Citing PatentFiling datePublication dateApplicantTitle
US7024848 *19 Mar 200311 Apr 2006Maschinenfabrik Rieter AgTunnel cladding
Classifications
U.S. Classification57/333, 57/315, 57/328, 57/350
International ClassificationD01H4/02, D01H1/115, D01H4/38
Cooperative ClassificationD01H4/38, D01H1/115, D01H4/02
European ClassificationD01H1/115, D01H4/02, D01H4/38
Legal Events
DateCodeEventDescription
14 Mar 2012FPExpired due to failure to pay maintenance fee
Effective date: 20120120
20 Jan 2012LAPSLapse for failure to pay maintenance fees
29 Aug 2011REMIMaintenance fee reminder mailed
12 Jul 2007FPAYFee payment
Year of fee payment: 4
19 Apr 2002ASAssignment
Owner name: MASCHINENFABRIK RIETER AG, SWITZERLAND
Free format text: ASSIGNMENT OF ASSIGNORS INTEREST;ASSIGNOR:ANDEREGG, PETER;REEL/FRAME:012833/0488
Effective date: 20020311
Owner name: MASCHINENFABRIK RIETER AG KLOSTERSTRASSE 20WINTERT

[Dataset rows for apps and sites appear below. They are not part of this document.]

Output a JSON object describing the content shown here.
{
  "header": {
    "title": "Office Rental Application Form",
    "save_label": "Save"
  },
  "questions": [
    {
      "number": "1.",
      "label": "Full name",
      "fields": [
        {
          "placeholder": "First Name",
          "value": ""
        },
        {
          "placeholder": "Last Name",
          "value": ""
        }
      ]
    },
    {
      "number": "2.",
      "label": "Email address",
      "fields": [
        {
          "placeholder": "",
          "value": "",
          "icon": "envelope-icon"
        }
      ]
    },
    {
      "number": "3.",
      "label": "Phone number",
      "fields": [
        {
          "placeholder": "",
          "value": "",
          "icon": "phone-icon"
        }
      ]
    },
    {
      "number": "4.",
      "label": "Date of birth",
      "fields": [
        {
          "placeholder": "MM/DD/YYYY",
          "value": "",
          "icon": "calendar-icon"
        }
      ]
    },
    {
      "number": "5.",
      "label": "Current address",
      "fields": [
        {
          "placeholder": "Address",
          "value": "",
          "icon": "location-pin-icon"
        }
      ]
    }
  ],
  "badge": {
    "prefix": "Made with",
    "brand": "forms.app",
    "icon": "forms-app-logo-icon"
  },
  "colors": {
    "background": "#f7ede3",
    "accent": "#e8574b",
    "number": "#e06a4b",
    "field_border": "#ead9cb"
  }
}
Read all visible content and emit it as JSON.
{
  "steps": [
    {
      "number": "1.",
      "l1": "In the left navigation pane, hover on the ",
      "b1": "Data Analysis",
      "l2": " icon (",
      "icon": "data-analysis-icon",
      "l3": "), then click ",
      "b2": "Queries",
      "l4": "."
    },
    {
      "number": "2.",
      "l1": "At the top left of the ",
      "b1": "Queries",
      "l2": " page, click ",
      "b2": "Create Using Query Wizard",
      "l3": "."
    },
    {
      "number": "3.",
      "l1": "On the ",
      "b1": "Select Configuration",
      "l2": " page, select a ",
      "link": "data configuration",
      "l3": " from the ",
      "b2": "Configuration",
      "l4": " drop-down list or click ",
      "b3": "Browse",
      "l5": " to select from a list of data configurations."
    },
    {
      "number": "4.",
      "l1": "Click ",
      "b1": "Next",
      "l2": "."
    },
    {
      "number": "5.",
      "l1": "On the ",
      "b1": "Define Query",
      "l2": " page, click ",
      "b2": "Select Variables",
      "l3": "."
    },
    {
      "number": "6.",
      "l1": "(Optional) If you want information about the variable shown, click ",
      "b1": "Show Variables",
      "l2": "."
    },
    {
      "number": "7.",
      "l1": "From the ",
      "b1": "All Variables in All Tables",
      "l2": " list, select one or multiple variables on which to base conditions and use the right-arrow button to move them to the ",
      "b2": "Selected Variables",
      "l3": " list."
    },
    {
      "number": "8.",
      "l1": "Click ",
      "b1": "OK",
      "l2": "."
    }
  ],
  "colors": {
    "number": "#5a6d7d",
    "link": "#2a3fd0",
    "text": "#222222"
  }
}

Free format text: ASSIGNMENT OF ASSIGNORS INTEREST;ASSIGNOR:ANDEREGG, PETER /AR;REEL/FRAME:012833/0488